By now anyone not living under a rock knows that on May 1, a Pakistani-born American citizen failed in his attempt to set off a car bomb in New York City's Times Square. The event set off a political and media fire storm, spreading fear in the land of the brave. The perpetrator was quickly apprehended and remains in custody. The bomb never went off.
Fast-forward ten days. In Jacksonville, Florida, an unknown perpetrator attempted to set off a combination pipe bomb and fire bomb at a Muslim mosque (see image above) during evening prayers. Only local news publicized the event, and the perpetrator remains at large. The bomb did go off, but the fire was quickly put out. Police released two security videos, hoping that someone might come forward to identify the bomber. So far, no results. The most likely motive appears to by the Jacksonville City Council's nomination of a Muslim, Parvez Ahmed, to the city's Human Rights Commission.

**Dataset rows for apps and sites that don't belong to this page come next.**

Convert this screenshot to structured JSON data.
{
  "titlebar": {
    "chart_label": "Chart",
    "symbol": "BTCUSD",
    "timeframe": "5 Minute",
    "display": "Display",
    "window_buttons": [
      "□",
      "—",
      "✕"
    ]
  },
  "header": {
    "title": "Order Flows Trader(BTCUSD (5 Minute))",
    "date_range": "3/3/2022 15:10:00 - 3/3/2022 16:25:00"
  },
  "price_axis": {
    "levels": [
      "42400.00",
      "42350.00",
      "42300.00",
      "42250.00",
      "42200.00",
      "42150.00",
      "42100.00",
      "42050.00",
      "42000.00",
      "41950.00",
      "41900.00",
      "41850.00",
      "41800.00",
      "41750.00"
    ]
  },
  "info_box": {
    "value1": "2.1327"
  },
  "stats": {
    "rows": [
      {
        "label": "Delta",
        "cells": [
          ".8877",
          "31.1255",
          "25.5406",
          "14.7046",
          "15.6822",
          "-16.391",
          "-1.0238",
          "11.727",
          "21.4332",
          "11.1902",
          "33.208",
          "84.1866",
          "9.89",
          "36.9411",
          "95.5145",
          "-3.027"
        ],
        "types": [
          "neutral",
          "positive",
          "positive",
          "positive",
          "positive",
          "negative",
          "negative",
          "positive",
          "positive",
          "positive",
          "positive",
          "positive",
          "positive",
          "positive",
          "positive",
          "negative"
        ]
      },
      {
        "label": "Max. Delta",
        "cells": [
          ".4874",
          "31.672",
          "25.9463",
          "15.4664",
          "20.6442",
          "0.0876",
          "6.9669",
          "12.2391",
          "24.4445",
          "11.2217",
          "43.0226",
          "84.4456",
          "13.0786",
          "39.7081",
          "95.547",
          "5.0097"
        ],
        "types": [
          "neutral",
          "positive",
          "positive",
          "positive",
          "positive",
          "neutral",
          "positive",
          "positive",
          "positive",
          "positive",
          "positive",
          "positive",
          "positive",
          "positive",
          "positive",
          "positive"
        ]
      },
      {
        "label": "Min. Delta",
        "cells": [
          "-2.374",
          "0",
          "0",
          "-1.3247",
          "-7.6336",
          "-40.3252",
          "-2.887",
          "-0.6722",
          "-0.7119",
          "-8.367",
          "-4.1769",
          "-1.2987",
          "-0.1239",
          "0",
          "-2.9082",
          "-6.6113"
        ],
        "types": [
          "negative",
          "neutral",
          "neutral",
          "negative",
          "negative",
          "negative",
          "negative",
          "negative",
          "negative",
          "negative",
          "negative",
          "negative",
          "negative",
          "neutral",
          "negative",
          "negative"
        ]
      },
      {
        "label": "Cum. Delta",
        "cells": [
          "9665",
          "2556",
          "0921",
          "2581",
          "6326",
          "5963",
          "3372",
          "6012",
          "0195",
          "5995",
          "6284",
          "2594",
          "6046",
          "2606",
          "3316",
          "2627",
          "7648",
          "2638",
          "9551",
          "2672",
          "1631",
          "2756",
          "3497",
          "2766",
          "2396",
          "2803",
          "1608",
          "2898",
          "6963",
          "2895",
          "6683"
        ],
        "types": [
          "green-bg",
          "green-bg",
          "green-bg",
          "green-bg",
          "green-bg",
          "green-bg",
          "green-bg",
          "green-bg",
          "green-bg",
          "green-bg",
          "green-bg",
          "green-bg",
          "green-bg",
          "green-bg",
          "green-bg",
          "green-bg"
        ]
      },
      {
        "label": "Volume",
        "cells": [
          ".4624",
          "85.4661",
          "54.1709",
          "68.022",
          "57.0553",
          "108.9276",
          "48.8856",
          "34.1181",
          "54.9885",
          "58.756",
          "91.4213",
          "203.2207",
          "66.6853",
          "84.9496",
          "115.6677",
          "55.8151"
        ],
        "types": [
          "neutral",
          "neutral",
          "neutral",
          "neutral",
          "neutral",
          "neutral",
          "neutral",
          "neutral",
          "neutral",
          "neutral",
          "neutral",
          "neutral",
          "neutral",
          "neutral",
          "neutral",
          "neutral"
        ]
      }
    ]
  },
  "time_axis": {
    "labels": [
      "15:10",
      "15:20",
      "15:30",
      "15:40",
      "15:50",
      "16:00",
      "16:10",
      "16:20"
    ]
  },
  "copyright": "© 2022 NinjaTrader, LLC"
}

Two thoughts immediately suggest themselves. The first is this: when a Muslim attacks identifiably innocent American targets, it becomes national news. But when an American attacks identifiably innocent Muslim targets, on American soil, it is not worthy of notice or condemnation. This racist double standard is an abomination in a country whose founding principles include freedom of religion, and political tolerance. I'm sharply reminded of the attacks on black churches during the civil rights movement in the 1960s. Then, as now, self-righteous "patriots" were willing to take the lives of men, women and children to demonstrate the violent extent of their hatred.

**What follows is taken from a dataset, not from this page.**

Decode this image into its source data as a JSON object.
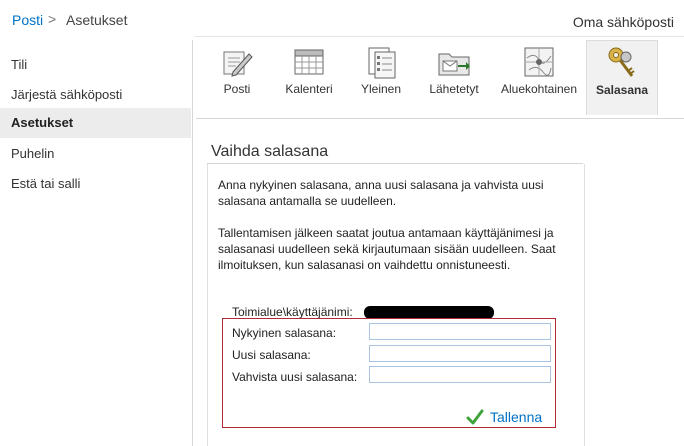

The other thought resonates from the cited article which elouently described the attack: the war on terrorism, like the war on drugs, is a con job. Terrorism is a tactic, practiced enthusiastically in all parts of the world, by people of all nationalities and religions. I don't adhere to any organized religion, yet I find it particularly repulsive that cowardly thugs target places of worship. Is there no tattered shred of respect remaining in us? For we all bear the responsibility for our culture's biases. If we don't speak out against racist vigilantes, then we are part of the problem. When you look deeply, whom do you see in the mirror?